Input for this task —
⁂
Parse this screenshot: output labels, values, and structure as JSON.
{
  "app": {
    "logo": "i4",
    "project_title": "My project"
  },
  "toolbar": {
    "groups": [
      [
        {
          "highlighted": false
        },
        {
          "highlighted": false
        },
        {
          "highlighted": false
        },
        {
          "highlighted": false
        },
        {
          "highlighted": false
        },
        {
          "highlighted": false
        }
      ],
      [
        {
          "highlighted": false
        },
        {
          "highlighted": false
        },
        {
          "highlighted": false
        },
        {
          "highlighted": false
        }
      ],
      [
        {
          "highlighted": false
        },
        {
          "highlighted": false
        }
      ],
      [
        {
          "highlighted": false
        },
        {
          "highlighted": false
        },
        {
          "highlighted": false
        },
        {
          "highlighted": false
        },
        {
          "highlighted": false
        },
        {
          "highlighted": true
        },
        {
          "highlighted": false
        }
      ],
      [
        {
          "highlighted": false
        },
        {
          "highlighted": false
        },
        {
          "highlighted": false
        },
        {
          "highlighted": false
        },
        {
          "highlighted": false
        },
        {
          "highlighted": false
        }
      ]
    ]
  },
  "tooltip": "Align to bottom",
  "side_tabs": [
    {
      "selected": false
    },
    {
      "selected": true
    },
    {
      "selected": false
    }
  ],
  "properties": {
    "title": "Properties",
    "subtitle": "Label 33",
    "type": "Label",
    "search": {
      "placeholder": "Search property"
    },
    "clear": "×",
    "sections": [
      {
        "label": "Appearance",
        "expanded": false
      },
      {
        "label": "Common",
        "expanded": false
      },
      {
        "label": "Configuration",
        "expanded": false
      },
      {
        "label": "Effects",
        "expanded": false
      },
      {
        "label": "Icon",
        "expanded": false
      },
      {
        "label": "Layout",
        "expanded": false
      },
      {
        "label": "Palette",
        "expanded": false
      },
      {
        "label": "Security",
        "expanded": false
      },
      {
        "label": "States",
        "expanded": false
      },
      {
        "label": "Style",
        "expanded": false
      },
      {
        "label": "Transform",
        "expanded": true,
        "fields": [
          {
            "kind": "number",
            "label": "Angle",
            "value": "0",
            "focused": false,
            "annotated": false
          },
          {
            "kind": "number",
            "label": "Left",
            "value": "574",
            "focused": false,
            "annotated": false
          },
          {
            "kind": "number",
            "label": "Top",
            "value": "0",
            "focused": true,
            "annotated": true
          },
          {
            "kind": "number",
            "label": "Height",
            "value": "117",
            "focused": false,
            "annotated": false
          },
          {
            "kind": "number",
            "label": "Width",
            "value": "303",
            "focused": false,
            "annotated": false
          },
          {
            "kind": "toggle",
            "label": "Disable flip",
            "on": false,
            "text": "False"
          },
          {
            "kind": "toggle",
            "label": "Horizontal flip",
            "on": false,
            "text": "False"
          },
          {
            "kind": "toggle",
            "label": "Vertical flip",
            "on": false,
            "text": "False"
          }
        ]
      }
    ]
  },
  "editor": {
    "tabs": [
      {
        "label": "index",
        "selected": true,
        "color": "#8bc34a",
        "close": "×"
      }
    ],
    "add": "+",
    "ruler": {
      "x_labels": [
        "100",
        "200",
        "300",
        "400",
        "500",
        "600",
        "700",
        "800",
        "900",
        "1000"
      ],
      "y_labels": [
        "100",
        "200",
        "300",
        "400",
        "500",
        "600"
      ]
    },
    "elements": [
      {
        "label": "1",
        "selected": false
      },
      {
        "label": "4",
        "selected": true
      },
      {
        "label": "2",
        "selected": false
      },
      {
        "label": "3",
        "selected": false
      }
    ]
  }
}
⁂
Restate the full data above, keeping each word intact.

Result of this exercise —
Parse this screenshot: output labels, values, and structure as JSON.
{
  "app": {
    "logo": "i4",
    "project_title": "My project"
  },
  "toolbar": {
    "groups": [
      [
        {
          "highlighted": false
        },
        {
          "highlighted": false
        },
        {
          "highlighted": false
        },
        {
          "highlighted": false
        },
        {
          "highlighted": false
        },
        {
          "highlighted": false
        }
      ],
      [
        {
          "highlighted": false
        },
        {
          "highlighted": false
        },
        {
          "highlighted": false
        },
        {
          "highlighted": false
        }
      ],
      [
        {
          "highlighted": false
        },
        {
          "highlighted": false
        }
      ],
      [
        {
          "highlighted": false
        },
        {
          "highlighted": false
        },
        {
          "highlighted": false
        },
        {
          "highlighted": false
        },
        {
          "highlighted": false
        },
        {
          "highlighted": true
        },
        {
          "highlighted": false
        }
      ],
      [
        {
          "highlighted": false
        },
        {
          "highlighted": false
        },
        {
          "highlighted": false
        },
        {
          "highlighted": false
        },
        {
          "highlighted": false
        },
        {
          "highlighted": false
        }
      ]
    ]
  },
  "tooltip": "Align to bottom",
  "side_tabs": [
    {
      "selected": false
    },
    {
      "selected": true
    },
    {
      "selected": false
    }
  ],
  "properties": {
    "title": "Properties",
    "subtitle": "Label 33",
    "type": "Label",
    "search": {
      "placeholder": "Search property"
    },
    "clear": "×",
    "sections": [
      {
        "label": "Appearance",
        "expanded": false
      },
      {
        "label": "Common",
        "expanded": false
      },
      {
        "label": "Configuration",
        "expanded": false
      },
      {
        "label": "Effects",
        "expanded": false
      },
      {
        "label": "Icon",
        "expanded": false
      },
      {
        "label": "Layout",
        "expanded": false
      },
      {
        "label": "Palette",
        "expanded": false
      },
      {
        "label": "Security",
        "expanded": false
      },
      {
        "label": "States",
        "expanded": false
      },
      {
        "label": "Style",
        "expanded": false
      },
      {
        "label": "Transform",
        "expanded": true,
        "fields": [
          {
            "kind": "number",
            "label": "Angle",
            "value": "0",
            "focused": false,
            "annotated": false
          },
          {
            "kind": "number",
            "label": "Left",
            "value": "574",
            "focused": false,
            "annotated": false
          },
          {
            "kind": "number",
            "label": "Top",
            "value": "0",
            "focused": true,
            "annotated": true
          },
          {
            "kind": "number",
            "label": "Height",
            "value": "117",
            "focused": false,
            "annotated": false
          },
          {
            "kind": "number",
            "label": "Width",
            "value": "303",
            "focused": false,
            "annotated": false
          },
          {
            "kind": "toggle",
            "label": "Disable flip",
            "on": false,
            "text": "False"
          },
          {
            "kind": "toggle",
            "label": "Horizontal flip",
            "on": false,
            "text": "False"
          },
          {
            "kind": "toggle",
            "label": "Vertical flip",
            "on": false,
            "text": "False"
          }
        ]
      }
    ]
  },
  "editor": {
    "tabs": [
      {
        "label": "index",
        "selected": true,
        "color": "#8bc34a",
        "close": "×"
      }
    ],
    "add": "+",
    "ruler": {
      "x_labels": [
        "100",
        "200",
        "300",
        "400",
        "500",
        "600",
        "700",
        "800",
        "900",
        "1000"
      ],
      "y_labels": [
        "100",
        "200",
        "300",
        "400",
        "500",
        "600"
      ]
    },
    "elements": [
      {
        "label": "1",
        "selected": false
      },
      {
        "label": "4",
        "selected": true
      },
      {
        "label": "2",
        "selected": false
      },
      {
        "label": "3",
        "selected": false
      }
    ]
  }
}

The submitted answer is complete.